…maintains Guyana can have both green economy, oil sectorNatural Resources Minister Raphael Trotman is adamant that contrary to the prevailing criticisms that Government is being ill-advised and is, in fact, not adequately preparing Guyana for an oil and gas sector – the Government is watching and learning from other nations.Natural Resources Minister Raphael TrotmanThe Minister was at the time speaking during the opening of a geosciences technology workshop, organised by the American Association of Petroleum Geologists (AAPG), on Monday. According to Trotman, the Government is pursuing technical cooperation engagements like these, which can provide information with a nexus between the technical and the straightforward.He acknowledged the importance of not only considering geological developments, but economic and commercial trends.

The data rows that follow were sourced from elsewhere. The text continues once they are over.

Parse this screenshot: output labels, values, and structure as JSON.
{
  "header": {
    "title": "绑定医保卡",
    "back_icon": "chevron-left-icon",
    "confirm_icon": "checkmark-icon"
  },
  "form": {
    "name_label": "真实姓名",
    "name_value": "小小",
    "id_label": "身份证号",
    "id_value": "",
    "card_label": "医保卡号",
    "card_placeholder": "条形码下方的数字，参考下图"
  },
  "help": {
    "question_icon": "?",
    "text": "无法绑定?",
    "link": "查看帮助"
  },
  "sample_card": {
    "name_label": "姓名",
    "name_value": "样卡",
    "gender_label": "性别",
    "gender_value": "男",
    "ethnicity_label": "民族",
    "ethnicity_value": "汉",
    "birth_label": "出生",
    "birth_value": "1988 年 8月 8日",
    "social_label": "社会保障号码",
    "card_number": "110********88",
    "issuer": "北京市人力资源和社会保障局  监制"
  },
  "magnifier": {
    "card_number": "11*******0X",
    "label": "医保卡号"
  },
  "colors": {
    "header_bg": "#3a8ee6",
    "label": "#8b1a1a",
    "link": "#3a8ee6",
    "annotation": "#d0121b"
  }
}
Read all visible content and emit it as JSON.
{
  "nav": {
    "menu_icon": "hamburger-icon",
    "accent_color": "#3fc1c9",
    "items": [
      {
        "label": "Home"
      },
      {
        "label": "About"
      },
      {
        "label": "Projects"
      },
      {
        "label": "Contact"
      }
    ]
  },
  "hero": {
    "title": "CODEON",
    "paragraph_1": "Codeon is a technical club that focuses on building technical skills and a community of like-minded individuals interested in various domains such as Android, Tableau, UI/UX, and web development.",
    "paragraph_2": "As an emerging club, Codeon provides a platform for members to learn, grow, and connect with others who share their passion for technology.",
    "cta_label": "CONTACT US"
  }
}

Given the size of investment needed, Trotman said that understanding the geological occurrences in other oil-producing nations was especially important.“Owing to the dynamic nature of the earth’s surface and the continental crust that we reside on, many structural changes have occurred that have allowed us to draw parallels with other onshore and offshore (oil) basins and to observe the successes and failures as we continue on this journey.”Exxon’s operations in the Stabroek blockHe told the gathering at the Marriott Hotel that just recently a local team attended an oil producers’ conference in Trinidad, where the importance of learning from locations with similar geology and its role in successful exploration were greatly highlighted. “When there is a thorough understanding of geology and how it affects production, we can ensure optimal resource planning, efficient utilisation, and maximum recovery and successes.”Trotman noted that Guyana would have the task of not only preparing legislative and institutional frameworks to efficiently manage the oil and gas sector in Guyana, but to also mentally prepare for the changes that petroleum production would bring. He was also adamant that Government remained committed to its green state development, alongside the oil sector and to the youths.This is despite Opposition Leader Bharrat Jagdeo, an economist, pointing out the obvious; the contradiction of having a “green economy”, that is based on renewable energy, while making plans for oil to become a major economic player.“We are committed to managing our energy sector within the ambit of a green economy,” the Minister expressed. “And, of course, our youth are very important to us and will be more so in the next decade.There has been a flurry of activities in the Stabroek Block, since ExxonMobil’s 2015 oil find in Guyana. In May of that year, Exxon confirmed that more than 295 feet of high-quality oil-bearing sandstone reservoirs was encountered at its Liza 1 exploration well.In late June 2016, Exxon’s drilling results at Liza 2 revealed more than 58 metres of oil-bearing sandstone reservoirs in Upper Cretaceous formations. The well was drilled to 5475 metres at 1692 metres water depth. Drilling results confirmed recoverable resources to be between 800 million and 1.4 billion barrels of oil equivalent. Data from the Liza 2 well test is being assessed.The company had announced that it made its third significant discovery in its drilling explorations offshore Guyana. Its partner, Hess Corporation, had noted that the Liza 3 exploratory well’s net value could be US$6.2 billion based on calculations from the Bank of Montreal (BMO) Capital Markets.Drilling on the Payara well began on November 12, 2016, with initial total depth reached on December 2, 2016. In January of this year, the oil giant had announced it had struck oil in its Payara-1 well, targeting the same type of reservoirs as the well’s Liza counterpart.The Stabroek Block is 6.6 million acres. Esso Exploration and Production Guyana Limited (Exxon’s subsidiary) is the operator and holds a 45 per cent interest in the Block. Hess Guyana Exploration Ltd holds a 30 per cent interest, and CNOOC Nexen Petroleum Guyana Limited holds a 25 per cent interest.The lesser-known Orinduik oil block has been under the administration of Eco Guyana and British company Tullow, after they signed a 10-year Petroleum Prospecting Licence and Production Sharing Agreement with Government last year.